▸ WHAT YOU SHOULD DO
Tally the lines in the data that follows that include the word "Tambahkan", and report nothing but the total.

▸ INPUT DATA
╔══
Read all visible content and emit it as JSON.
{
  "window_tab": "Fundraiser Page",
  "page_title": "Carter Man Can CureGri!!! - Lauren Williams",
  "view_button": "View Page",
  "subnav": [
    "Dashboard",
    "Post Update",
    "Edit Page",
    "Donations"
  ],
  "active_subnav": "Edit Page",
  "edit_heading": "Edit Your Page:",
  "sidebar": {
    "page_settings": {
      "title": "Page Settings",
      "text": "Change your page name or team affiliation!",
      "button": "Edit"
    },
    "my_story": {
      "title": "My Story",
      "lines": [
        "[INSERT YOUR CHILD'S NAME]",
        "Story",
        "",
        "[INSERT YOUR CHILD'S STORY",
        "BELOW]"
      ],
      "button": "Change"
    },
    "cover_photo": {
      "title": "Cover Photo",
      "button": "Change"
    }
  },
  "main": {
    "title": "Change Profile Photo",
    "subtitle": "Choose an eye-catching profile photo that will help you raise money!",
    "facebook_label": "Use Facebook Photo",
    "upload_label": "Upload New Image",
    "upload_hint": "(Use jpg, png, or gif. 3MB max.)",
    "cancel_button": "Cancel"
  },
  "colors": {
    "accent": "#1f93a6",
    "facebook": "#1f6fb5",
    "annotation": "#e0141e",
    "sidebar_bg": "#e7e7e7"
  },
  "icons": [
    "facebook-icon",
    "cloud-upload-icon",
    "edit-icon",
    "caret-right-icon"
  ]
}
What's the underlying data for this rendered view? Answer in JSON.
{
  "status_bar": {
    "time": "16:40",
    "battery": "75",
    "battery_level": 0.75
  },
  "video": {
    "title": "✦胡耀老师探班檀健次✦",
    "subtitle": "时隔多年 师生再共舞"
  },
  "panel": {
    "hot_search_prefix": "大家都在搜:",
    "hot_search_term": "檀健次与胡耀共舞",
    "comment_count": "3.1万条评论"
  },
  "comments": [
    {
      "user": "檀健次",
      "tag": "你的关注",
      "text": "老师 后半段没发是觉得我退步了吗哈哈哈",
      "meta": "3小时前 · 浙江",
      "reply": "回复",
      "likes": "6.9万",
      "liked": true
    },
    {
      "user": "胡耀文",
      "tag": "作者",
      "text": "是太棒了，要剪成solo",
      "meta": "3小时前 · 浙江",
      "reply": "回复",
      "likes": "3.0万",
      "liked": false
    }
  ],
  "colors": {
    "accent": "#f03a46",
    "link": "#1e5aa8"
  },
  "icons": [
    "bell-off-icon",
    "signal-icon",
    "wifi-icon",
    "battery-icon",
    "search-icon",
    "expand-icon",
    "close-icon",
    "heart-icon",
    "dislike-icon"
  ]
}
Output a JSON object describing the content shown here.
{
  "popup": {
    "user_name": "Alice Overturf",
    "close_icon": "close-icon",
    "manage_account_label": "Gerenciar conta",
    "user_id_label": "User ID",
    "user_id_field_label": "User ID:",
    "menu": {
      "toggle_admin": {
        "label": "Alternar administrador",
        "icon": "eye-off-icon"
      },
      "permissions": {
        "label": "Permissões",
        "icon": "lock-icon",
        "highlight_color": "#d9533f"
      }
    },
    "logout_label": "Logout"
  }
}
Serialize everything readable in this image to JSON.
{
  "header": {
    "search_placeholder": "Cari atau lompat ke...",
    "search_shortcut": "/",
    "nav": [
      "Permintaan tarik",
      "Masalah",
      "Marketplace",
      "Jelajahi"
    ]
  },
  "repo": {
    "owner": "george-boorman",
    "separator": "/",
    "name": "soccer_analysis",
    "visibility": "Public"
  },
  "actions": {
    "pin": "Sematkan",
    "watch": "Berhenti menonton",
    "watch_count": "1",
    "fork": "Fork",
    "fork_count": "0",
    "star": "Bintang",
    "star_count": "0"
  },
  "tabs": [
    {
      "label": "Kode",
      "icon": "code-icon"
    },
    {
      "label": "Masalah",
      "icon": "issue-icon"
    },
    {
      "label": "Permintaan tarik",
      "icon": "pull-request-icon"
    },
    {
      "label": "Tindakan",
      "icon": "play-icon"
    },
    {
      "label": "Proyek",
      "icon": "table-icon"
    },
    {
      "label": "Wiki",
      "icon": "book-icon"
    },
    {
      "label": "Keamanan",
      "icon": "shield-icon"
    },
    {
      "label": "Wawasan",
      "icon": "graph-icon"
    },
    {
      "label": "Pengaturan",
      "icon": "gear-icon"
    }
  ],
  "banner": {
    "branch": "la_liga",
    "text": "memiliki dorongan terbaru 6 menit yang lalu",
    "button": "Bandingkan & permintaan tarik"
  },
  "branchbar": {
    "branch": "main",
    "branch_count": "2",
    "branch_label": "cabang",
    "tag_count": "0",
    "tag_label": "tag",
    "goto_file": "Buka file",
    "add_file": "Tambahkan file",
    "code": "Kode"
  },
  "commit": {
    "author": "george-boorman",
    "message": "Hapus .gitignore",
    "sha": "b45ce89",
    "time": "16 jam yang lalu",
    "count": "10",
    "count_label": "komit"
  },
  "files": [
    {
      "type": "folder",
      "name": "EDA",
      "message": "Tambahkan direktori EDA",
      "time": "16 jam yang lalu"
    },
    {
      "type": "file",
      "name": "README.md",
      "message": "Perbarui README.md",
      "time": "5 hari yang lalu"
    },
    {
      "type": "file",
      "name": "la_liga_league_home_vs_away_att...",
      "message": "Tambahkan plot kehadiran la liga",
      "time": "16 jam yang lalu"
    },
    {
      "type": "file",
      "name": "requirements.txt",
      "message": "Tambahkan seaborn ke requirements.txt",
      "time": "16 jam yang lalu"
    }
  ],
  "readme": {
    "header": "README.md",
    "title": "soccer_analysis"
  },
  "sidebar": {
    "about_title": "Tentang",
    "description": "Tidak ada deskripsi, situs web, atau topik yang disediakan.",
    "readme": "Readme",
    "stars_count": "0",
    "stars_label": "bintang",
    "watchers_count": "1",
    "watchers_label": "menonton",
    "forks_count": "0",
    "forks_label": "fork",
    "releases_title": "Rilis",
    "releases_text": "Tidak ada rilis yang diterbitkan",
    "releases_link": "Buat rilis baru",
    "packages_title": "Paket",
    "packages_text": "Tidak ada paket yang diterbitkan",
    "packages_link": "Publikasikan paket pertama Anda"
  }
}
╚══
▸ EXERCISE ANSWER
4